TASK DESCRIPTION
Count the lines below that contain the word "mounted", and reply with only that number.
WORKING DATA Block Start
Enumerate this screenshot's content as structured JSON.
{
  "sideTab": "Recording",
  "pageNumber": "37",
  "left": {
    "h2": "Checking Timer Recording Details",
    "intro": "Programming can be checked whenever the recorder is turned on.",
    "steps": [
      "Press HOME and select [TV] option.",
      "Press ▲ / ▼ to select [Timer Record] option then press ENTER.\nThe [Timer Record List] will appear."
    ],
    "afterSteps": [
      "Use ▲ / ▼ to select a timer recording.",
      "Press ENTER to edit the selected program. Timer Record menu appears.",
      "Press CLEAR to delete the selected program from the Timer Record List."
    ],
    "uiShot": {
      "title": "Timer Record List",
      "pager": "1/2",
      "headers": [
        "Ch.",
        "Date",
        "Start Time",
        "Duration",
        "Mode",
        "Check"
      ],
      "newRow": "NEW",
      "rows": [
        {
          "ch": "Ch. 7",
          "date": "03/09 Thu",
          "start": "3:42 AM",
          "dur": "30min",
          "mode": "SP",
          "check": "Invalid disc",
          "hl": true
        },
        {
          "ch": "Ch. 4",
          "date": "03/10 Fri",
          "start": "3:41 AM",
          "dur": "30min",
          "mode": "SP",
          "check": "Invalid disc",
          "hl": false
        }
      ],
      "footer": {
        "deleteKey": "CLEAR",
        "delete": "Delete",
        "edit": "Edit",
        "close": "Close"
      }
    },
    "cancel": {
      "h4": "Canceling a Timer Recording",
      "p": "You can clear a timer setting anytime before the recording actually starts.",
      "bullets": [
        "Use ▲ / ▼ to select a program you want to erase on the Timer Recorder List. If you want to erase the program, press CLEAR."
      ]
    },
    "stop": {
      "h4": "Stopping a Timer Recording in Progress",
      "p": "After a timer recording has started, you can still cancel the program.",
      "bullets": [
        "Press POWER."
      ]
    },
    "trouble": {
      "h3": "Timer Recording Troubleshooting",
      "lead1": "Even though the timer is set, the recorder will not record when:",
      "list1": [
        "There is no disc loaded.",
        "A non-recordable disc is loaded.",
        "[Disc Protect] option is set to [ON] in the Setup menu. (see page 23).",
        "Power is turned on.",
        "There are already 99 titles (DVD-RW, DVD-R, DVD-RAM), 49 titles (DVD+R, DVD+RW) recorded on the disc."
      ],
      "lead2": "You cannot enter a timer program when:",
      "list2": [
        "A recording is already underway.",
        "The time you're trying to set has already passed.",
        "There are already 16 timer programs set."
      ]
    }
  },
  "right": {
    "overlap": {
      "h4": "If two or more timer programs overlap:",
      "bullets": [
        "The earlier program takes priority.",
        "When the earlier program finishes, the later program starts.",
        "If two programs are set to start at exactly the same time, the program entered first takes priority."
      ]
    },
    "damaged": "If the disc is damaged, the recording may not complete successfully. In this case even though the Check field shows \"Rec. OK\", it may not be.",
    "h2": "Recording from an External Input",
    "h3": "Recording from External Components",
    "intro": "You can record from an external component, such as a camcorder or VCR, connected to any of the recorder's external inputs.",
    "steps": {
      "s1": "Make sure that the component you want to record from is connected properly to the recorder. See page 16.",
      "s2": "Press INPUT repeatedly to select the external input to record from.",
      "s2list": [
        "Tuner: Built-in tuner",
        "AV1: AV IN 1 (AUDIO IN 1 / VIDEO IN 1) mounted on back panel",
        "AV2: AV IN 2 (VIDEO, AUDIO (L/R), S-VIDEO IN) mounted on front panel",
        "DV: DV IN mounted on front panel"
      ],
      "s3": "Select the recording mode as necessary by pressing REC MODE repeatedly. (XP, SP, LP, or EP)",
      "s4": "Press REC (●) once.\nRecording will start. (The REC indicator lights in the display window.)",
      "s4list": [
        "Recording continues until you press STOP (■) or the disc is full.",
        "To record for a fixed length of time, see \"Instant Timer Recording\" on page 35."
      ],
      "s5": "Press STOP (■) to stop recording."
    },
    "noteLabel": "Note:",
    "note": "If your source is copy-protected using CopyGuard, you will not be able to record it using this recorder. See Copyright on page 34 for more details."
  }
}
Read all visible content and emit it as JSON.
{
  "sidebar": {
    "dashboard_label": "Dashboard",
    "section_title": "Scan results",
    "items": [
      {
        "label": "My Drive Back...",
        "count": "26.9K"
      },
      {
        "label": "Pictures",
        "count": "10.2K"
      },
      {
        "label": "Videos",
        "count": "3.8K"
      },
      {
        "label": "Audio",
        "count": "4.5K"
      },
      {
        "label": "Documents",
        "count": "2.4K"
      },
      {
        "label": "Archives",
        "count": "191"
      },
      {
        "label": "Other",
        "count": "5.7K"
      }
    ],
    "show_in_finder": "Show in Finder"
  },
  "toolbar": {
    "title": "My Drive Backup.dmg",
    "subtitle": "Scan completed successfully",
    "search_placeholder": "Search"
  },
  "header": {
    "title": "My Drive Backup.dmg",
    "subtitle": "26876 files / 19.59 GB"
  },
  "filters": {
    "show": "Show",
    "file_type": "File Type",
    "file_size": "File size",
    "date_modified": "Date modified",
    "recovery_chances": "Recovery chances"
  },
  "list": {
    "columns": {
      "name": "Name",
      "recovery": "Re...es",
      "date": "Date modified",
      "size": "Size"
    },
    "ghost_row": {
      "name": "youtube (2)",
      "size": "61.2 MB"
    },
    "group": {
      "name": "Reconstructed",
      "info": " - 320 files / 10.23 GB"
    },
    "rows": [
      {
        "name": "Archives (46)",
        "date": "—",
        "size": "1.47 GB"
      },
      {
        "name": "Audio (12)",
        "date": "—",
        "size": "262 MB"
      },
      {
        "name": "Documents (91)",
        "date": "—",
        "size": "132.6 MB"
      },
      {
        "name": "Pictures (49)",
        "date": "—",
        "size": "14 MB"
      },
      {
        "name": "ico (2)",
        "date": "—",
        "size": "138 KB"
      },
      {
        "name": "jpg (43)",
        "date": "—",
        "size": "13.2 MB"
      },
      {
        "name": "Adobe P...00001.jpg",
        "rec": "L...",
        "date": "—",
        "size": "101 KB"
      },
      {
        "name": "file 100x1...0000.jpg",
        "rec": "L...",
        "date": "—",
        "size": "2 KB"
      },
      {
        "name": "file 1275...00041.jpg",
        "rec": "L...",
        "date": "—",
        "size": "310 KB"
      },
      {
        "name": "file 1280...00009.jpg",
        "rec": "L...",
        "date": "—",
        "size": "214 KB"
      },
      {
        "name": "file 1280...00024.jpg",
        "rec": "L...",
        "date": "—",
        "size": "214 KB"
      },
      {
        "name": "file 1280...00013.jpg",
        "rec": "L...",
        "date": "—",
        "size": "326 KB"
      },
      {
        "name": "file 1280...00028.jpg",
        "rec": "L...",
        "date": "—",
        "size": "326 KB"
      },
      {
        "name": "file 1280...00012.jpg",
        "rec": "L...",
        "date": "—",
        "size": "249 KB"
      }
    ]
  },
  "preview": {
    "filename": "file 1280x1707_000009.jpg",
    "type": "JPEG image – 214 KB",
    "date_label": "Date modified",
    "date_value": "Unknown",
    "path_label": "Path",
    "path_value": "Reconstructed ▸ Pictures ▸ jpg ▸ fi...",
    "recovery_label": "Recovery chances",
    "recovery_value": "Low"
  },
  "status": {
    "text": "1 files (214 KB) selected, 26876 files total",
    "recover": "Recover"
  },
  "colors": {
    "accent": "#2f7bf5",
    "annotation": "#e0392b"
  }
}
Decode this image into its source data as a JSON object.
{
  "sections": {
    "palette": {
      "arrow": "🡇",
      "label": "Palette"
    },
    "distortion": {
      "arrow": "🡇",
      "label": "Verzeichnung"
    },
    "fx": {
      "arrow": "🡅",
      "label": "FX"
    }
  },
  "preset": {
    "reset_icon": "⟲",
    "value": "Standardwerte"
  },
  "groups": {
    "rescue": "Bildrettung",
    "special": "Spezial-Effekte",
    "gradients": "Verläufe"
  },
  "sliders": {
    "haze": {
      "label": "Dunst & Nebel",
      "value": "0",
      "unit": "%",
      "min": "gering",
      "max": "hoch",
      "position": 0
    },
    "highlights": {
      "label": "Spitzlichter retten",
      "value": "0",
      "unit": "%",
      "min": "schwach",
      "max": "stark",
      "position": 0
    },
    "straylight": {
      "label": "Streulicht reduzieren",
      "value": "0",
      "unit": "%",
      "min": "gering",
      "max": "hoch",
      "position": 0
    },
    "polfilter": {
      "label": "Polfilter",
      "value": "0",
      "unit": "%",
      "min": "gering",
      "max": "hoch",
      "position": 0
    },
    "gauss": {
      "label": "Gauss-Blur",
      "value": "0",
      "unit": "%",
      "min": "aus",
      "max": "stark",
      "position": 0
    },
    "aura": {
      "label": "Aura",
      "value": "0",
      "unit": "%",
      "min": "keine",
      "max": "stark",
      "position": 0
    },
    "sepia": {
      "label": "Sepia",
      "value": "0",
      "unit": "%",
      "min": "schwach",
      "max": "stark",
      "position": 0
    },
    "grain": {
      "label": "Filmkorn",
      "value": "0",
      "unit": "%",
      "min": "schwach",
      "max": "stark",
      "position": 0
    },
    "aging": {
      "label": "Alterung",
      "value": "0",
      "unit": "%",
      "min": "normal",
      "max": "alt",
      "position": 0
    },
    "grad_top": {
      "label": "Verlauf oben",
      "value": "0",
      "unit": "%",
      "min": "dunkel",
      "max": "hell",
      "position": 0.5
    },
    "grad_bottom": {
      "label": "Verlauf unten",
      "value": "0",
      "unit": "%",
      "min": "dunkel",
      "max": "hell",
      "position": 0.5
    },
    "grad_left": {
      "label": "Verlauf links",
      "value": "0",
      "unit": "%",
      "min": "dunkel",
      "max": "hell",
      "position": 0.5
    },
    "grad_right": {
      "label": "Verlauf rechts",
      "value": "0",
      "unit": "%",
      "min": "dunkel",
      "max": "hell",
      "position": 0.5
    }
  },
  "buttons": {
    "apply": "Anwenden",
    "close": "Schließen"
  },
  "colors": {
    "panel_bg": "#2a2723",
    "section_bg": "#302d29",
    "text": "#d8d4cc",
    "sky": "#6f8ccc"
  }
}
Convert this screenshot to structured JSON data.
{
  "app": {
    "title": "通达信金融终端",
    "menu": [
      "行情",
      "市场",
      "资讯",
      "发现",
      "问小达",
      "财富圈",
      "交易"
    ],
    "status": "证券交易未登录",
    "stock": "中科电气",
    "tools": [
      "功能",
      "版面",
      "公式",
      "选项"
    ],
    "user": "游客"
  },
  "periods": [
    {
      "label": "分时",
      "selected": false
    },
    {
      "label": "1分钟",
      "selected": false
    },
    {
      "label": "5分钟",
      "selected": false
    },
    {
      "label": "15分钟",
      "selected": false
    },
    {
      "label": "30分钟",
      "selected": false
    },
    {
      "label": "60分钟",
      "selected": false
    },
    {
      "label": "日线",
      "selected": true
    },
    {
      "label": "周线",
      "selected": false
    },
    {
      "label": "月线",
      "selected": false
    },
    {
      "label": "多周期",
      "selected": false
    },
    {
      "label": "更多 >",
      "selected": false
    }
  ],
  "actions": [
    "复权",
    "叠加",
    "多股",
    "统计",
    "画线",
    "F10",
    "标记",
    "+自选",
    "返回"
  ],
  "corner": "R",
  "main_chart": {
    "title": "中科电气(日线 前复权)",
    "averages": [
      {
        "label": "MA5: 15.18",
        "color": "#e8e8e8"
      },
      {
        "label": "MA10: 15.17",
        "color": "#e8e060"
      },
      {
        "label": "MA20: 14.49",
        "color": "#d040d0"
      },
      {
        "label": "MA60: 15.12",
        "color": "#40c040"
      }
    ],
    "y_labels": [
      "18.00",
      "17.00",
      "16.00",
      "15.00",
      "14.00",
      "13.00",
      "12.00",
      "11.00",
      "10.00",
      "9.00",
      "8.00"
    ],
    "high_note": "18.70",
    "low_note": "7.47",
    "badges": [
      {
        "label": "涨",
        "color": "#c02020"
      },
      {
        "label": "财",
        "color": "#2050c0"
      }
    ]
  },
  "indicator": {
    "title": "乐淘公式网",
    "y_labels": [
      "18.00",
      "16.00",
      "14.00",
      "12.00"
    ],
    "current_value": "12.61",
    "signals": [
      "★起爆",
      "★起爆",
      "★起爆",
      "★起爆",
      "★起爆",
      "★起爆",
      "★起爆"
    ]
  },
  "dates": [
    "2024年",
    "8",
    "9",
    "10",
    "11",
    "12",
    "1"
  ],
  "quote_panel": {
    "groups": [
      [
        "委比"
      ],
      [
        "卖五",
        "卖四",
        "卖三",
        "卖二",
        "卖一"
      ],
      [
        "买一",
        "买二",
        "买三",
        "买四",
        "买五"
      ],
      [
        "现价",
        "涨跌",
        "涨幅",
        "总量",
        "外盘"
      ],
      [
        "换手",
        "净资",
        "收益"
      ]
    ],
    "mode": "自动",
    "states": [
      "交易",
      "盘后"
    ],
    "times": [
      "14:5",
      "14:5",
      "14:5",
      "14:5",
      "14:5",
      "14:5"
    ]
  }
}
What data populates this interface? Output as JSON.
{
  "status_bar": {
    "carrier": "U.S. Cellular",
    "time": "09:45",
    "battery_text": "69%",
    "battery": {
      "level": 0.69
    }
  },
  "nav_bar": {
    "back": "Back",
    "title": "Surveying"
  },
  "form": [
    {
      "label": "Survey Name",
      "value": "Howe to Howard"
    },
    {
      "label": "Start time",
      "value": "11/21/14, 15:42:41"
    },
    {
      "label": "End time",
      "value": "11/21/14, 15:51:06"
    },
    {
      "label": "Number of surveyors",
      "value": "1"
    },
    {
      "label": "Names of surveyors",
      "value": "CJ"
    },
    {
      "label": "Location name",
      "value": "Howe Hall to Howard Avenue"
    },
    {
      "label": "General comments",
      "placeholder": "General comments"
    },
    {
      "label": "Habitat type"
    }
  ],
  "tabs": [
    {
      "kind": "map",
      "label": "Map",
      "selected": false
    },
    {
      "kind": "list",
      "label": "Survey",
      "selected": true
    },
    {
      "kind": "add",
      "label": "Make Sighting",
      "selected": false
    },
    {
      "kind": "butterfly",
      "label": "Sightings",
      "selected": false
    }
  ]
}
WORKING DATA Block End
EXERCISE ANSWER
3